**WHAT YOU HAVE TO DO**
Look through the entries. Copy each line that has the word "Feature".

☆ ☆ ☆ ☆

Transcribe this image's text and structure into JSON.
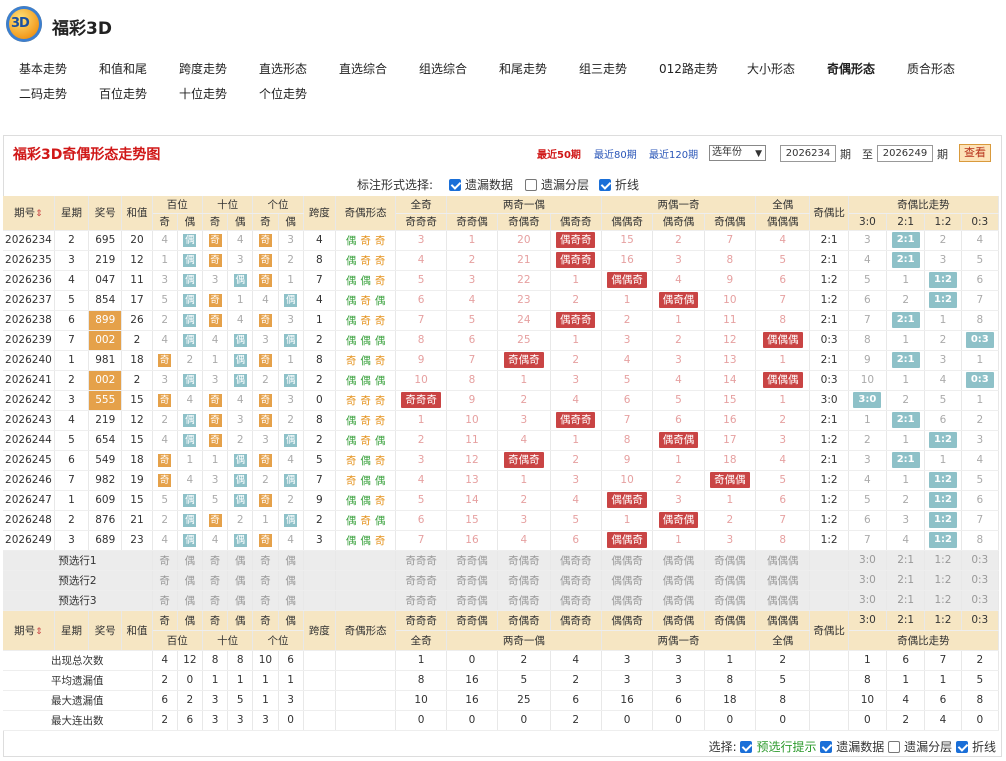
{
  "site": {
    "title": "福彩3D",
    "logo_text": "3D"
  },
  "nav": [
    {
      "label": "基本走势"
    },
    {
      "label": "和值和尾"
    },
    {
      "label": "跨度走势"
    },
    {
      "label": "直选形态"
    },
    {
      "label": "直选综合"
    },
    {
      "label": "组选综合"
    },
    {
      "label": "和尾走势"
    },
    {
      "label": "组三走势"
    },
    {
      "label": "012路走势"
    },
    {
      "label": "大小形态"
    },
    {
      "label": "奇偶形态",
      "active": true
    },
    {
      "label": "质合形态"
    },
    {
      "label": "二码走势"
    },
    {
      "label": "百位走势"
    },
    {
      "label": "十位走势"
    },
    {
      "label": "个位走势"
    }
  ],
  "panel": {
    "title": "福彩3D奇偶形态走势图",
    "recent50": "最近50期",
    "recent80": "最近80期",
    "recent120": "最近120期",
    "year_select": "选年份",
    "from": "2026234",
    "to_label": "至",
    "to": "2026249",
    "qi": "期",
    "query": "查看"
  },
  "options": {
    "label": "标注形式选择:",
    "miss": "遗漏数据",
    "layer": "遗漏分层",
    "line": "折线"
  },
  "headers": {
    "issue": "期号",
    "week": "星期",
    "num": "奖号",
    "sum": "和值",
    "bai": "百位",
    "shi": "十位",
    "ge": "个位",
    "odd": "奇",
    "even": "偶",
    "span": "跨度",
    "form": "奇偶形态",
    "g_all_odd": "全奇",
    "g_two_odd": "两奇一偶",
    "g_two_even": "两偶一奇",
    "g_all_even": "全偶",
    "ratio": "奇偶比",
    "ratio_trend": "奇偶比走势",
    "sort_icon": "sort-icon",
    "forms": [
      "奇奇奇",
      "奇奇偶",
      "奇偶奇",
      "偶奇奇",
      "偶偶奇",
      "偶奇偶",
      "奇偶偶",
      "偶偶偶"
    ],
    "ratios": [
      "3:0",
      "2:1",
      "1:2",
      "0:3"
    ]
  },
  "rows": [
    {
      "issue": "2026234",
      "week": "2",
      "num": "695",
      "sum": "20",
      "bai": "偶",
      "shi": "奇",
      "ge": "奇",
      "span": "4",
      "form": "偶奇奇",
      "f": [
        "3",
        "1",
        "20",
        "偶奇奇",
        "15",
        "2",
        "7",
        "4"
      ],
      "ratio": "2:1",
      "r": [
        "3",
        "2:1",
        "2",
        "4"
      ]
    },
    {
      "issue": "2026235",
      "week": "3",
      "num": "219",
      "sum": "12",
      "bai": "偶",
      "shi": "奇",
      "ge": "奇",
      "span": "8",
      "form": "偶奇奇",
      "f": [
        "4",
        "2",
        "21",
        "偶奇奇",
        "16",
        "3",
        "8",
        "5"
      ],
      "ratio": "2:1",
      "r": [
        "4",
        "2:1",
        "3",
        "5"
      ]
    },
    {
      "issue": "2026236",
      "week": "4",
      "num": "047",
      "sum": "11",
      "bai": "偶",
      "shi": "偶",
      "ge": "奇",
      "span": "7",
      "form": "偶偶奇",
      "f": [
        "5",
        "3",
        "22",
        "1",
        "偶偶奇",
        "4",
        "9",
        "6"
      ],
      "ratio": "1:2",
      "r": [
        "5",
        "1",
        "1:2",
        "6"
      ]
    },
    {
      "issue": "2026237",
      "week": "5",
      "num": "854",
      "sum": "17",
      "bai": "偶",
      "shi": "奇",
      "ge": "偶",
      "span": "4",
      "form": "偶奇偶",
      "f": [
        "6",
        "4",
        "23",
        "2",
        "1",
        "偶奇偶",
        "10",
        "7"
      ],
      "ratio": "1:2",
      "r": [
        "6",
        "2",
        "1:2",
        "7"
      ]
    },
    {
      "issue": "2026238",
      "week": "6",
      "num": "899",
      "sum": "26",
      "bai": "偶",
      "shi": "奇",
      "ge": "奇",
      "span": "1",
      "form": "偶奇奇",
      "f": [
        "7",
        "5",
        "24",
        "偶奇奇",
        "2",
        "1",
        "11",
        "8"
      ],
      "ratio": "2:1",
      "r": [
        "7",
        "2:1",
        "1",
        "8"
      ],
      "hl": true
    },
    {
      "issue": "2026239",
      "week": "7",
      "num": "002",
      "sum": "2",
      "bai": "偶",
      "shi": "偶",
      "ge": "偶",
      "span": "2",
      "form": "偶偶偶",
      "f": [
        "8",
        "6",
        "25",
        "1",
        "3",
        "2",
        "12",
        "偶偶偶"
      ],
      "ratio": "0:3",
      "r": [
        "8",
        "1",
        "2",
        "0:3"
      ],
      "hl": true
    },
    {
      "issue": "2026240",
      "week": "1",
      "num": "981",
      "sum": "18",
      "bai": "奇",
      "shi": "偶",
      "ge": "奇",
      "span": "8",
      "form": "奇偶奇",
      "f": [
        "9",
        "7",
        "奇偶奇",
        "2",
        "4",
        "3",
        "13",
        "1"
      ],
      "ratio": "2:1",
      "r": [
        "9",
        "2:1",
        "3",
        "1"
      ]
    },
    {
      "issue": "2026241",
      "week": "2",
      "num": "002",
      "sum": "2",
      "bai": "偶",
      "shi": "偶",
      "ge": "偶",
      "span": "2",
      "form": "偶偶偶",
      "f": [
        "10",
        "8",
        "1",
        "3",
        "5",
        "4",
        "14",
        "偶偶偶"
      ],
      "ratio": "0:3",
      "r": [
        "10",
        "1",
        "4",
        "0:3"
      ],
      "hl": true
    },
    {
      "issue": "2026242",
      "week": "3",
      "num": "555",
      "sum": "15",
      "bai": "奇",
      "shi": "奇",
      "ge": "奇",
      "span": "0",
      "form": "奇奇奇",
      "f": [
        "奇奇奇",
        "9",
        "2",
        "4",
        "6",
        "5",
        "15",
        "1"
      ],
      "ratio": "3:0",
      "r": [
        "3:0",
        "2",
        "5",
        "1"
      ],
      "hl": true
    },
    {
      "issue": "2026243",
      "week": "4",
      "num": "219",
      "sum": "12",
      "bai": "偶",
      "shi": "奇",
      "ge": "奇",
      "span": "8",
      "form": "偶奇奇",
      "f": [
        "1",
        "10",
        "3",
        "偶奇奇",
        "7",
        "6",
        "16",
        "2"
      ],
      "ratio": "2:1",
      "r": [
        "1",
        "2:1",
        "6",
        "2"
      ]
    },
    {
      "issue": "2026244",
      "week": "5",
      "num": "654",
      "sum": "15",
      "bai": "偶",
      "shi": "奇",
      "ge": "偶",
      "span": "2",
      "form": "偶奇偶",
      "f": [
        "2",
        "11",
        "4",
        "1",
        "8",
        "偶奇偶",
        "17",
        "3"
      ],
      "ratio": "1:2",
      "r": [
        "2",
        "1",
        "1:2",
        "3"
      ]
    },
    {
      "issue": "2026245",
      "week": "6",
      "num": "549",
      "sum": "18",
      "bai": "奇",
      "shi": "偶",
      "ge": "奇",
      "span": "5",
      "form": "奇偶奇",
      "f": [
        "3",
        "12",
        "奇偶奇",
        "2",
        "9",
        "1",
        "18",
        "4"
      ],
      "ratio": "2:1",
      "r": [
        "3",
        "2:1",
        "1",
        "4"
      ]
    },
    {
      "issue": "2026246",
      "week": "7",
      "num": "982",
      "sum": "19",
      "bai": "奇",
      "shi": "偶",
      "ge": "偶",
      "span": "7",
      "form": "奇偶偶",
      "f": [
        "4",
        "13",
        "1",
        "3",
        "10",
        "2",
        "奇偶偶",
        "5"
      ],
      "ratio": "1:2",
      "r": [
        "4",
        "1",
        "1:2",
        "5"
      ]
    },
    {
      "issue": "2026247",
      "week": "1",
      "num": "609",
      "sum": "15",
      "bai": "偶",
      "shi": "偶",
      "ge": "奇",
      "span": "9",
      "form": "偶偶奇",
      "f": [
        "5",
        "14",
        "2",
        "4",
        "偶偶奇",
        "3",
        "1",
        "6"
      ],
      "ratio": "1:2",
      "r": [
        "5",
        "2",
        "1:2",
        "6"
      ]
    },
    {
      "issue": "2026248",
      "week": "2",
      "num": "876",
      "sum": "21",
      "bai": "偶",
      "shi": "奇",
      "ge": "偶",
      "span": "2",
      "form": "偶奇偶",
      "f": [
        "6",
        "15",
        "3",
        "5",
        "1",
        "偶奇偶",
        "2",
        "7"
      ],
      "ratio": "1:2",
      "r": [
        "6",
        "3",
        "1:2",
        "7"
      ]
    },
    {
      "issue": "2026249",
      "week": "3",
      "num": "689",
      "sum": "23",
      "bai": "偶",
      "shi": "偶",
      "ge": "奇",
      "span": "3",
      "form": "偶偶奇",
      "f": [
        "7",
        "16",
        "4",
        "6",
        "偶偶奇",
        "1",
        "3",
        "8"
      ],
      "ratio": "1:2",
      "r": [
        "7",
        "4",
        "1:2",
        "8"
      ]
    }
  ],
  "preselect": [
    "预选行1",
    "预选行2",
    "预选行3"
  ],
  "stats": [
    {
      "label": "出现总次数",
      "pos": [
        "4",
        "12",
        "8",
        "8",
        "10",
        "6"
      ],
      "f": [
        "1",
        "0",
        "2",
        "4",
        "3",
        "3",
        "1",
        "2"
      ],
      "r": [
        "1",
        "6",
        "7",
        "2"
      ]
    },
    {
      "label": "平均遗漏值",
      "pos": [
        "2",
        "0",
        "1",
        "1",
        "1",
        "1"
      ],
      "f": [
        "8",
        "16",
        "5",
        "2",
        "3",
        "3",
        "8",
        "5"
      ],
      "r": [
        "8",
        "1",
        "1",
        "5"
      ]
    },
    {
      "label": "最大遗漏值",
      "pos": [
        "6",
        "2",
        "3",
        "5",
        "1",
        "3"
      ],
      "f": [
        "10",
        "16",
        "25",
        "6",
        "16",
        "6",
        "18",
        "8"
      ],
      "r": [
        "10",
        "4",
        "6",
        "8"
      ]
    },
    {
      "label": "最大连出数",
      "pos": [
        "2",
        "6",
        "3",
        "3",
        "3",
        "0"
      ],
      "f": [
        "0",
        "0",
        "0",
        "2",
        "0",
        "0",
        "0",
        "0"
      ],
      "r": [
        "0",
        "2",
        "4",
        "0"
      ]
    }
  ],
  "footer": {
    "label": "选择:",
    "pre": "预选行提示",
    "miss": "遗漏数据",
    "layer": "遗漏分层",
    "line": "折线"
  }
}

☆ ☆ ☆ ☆

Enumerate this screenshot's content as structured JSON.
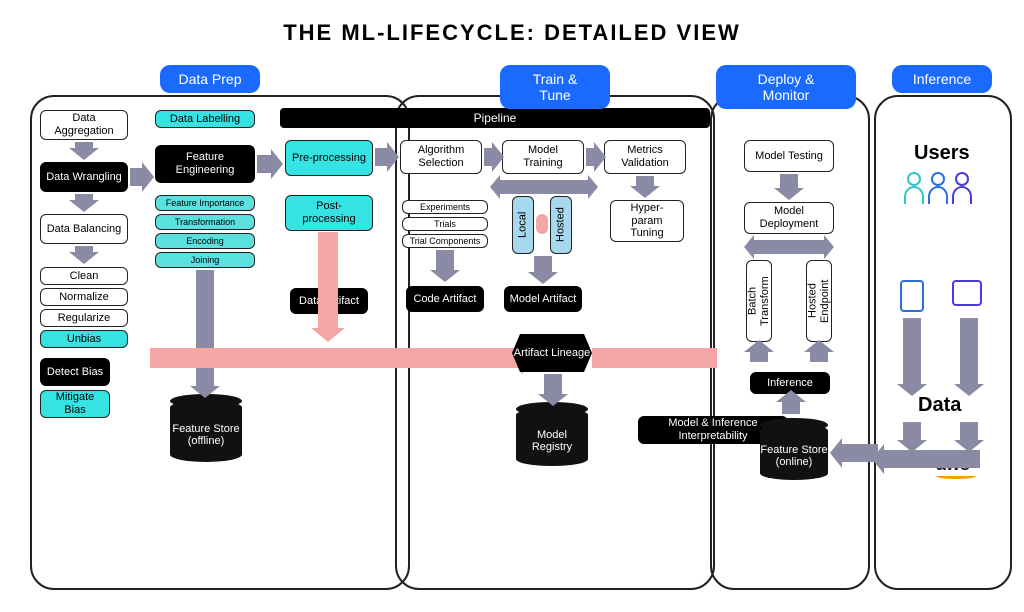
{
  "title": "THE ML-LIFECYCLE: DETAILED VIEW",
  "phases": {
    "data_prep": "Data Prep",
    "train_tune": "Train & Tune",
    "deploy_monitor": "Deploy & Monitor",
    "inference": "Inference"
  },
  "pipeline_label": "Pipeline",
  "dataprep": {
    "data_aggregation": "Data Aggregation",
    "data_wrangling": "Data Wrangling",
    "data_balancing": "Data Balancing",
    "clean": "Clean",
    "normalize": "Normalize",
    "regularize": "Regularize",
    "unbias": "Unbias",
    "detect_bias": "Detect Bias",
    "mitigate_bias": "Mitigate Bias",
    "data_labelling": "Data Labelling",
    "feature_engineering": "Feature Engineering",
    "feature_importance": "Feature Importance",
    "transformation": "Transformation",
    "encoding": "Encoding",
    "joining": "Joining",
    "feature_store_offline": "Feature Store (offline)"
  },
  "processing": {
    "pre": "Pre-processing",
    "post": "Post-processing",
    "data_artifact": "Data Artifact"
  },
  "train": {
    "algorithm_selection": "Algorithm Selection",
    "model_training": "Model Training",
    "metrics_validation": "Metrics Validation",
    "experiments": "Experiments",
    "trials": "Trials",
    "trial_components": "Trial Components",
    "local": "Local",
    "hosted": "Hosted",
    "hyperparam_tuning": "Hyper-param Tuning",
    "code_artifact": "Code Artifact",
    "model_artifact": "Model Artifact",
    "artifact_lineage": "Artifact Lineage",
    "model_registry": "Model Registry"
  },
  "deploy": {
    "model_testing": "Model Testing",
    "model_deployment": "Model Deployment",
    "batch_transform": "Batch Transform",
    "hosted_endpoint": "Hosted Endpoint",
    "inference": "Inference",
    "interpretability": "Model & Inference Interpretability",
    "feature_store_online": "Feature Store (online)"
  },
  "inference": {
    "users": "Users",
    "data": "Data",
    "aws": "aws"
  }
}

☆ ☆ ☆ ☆

**ANSWER BOX**
    "feature_engineering": "Feature Engineering",
    "feature_importance": "Feature Importance",
    "feature_store_offline": "Feature Store (offline)"
    "feature_store_online": "Feature Store (online)"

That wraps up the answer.